(Collection entries)
== Segment start ==
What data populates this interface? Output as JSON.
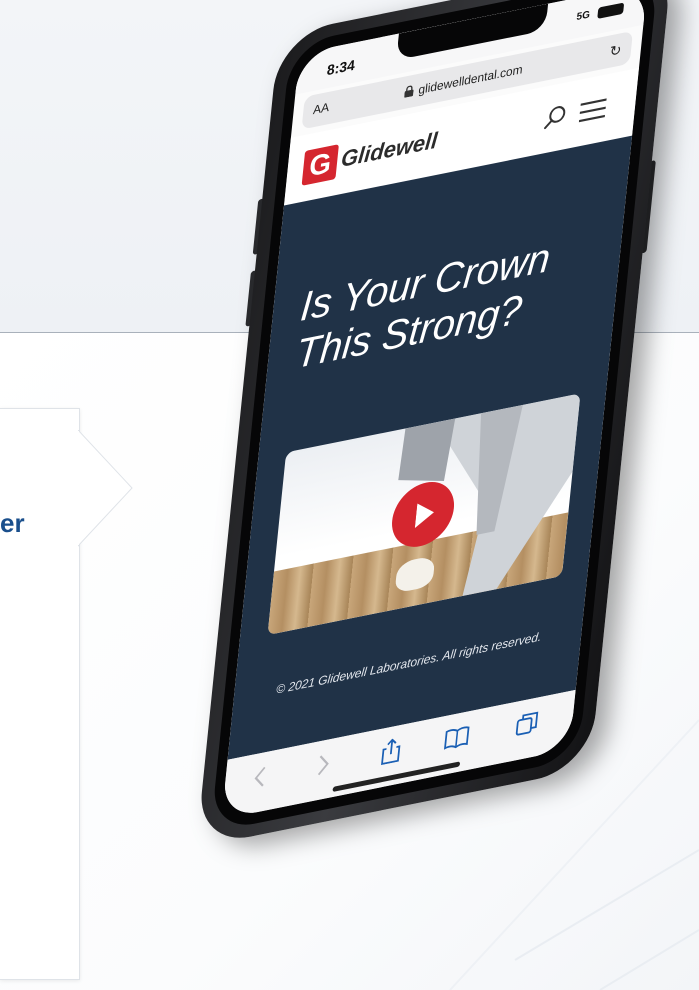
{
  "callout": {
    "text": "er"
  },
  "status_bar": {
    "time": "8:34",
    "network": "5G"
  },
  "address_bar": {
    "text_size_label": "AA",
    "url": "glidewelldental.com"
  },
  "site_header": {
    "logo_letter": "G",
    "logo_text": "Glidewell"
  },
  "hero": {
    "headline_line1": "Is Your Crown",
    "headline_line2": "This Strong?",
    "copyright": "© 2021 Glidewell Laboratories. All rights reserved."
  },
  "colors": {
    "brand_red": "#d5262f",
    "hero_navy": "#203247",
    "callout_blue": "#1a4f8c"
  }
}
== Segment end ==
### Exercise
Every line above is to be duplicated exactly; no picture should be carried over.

### Exercise response
What data populates this interface? Output as JSON.
{
  "callout": {
    "text": "er"
  },
  "status_bar": {
    "time": "8:34",
    "network": "5G"
  },
  "address_bar": {
    "text_size_label": "AA",
    "url": "glidewelldental.com"
  },
  "site_header": {
    "logo_letter": "G",
    "logo_text": "Glidewell"
  },
  "hero": {
    "headline_line1": "Is Your Crown",
    "headline_line2": "This Strong?",
    "copyright": "© 2021 Glidewell Laboratories. All rights reserved."
  },
  "colors": {
    "brand_red": "#d5262f",
    "hero_navy": "#203247",
    "callout_blue": "#1a4f8c"
  }
}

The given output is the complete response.